WORK ITEM — Read the lines of the data below and retrieve those with "result".

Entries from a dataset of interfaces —
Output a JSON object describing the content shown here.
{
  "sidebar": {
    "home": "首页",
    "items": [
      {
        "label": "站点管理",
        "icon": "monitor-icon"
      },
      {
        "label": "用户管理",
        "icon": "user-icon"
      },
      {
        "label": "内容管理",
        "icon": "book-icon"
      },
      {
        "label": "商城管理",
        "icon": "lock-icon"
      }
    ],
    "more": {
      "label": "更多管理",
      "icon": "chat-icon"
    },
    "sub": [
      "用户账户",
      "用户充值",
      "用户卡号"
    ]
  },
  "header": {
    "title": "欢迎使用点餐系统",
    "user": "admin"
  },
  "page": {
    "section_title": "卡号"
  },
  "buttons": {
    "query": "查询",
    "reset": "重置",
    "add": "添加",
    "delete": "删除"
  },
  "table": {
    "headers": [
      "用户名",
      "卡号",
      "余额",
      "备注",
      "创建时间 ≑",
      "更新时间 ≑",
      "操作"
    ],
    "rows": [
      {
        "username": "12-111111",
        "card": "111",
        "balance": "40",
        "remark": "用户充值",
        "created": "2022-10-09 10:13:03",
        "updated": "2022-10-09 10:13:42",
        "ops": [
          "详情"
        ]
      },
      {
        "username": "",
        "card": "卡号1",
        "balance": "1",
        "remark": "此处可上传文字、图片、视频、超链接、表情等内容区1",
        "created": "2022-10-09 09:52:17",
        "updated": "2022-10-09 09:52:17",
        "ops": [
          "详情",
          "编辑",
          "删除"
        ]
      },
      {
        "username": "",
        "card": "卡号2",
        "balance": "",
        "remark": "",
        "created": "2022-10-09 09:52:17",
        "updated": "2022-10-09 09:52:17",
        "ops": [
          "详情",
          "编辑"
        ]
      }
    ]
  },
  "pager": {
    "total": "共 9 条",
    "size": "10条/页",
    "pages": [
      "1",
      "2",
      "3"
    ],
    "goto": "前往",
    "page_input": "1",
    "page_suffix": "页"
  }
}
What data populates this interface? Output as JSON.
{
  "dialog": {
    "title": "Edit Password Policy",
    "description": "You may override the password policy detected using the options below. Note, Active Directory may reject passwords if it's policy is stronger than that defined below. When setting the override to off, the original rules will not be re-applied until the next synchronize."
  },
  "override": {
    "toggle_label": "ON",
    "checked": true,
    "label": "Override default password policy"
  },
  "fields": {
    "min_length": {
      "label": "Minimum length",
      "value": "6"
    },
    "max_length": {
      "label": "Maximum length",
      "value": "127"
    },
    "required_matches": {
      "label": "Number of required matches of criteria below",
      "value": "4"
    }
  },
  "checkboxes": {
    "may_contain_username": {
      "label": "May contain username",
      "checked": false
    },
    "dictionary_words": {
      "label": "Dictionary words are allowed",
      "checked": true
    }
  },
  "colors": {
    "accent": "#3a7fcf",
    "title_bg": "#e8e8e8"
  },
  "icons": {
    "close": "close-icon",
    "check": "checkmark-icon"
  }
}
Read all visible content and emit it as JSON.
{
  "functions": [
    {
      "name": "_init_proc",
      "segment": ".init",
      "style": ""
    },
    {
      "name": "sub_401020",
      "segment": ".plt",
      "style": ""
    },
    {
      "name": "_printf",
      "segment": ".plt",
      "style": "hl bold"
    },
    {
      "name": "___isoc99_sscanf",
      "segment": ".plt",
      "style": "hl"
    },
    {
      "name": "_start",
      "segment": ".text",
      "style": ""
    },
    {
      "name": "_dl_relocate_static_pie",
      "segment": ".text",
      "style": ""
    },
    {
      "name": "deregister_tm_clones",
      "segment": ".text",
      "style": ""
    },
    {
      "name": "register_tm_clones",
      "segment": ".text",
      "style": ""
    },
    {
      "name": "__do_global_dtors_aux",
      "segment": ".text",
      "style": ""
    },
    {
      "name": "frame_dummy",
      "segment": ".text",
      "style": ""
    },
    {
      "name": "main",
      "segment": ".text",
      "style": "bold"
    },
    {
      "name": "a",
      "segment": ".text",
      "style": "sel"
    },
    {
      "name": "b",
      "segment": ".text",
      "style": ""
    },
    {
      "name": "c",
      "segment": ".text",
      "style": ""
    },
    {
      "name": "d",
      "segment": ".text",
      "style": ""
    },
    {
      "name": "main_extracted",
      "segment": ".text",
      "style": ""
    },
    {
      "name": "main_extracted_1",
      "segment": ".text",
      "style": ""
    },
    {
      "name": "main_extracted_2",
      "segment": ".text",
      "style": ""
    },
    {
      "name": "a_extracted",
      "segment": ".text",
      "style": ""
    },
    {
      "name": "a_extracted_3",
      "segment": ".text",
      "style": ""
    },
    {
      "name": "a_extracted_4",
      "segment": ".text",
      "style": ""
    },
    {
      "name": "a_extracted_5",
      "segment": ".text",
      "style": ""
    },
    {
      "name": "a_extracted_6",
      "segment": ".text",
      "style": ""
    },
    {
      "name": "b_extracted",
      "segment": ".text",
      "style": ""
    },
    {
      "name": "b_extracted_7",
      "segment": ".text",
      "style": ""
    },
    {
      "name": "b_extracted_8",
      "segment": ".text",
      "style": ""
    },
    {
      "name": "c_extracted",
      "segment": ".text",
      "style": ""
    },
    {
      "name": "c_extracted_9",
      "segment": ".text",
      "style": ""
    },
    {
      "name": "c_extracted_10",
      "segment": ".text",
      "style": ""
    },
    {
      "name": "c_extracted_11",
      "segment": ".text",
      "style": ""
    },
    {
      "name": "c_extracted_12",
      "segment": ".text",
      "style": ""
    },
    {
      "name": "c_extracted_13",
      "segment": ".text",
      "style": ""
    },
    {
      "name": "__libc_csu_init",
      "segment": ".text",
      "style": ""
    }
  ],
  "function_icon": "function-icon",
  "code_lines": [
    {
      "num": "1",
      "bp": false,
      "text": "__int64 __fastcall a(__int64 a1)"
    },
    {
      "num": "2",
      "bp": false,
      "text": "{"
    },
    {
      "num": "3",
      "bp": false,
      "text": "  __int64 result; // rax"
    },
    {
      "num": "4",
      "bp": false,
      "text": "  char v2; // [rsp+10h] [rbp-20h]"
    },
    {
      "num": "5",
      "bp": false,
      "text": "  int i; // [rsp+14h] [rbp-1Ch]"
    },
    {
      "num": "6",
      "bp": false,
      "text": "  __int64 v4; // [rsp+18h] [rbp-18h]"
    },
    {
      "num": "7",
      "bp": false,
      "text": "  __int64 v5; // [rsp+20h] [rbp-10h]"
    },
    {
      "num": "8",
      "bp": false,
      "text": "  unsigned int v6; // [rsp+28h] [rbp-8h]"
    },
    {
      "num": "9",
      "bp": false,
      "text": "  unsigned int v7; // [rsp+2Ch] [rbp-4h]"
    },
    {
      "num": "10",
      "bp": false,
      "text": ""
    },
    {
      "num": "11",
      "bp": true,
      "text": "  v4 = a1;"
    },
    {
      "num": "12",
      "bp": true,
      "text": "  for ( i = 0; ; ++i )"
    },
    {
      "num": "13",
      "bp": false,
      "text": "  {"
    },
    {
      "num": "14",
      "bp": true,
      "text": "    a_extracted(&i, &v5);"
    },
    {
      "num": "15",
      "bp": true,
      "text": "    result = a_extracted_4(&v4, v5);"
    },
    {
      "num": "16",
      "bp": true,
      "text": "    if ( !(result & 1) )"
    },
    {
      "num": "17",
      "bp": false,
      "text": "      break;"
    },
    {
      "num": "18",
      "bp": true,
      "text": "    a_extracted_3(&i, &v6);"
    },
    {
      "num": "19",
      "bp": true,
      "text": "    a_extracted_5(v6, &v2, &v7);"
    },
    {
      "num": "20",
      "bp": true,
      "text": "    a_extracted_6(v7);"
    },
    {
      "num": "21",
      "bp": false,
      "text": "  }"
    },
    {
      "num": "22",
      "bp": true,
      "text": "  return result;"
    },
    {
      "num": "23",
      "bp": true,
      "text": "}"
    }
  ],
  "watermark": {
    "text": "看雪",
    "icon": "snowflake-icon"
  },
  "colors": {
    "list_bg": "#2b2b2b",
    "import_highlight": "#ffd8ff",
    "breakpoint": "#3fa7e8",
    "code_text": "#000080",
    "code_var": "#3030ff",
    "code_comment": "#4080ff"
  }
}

WRITTEN SOLUTION —
      "text": "  __int64 result; // rax"
      "text": "    result = a_extracted_4(&v4, v5);"
      "text": "    if ( !(result & 1) )"
      "text": "  return result;"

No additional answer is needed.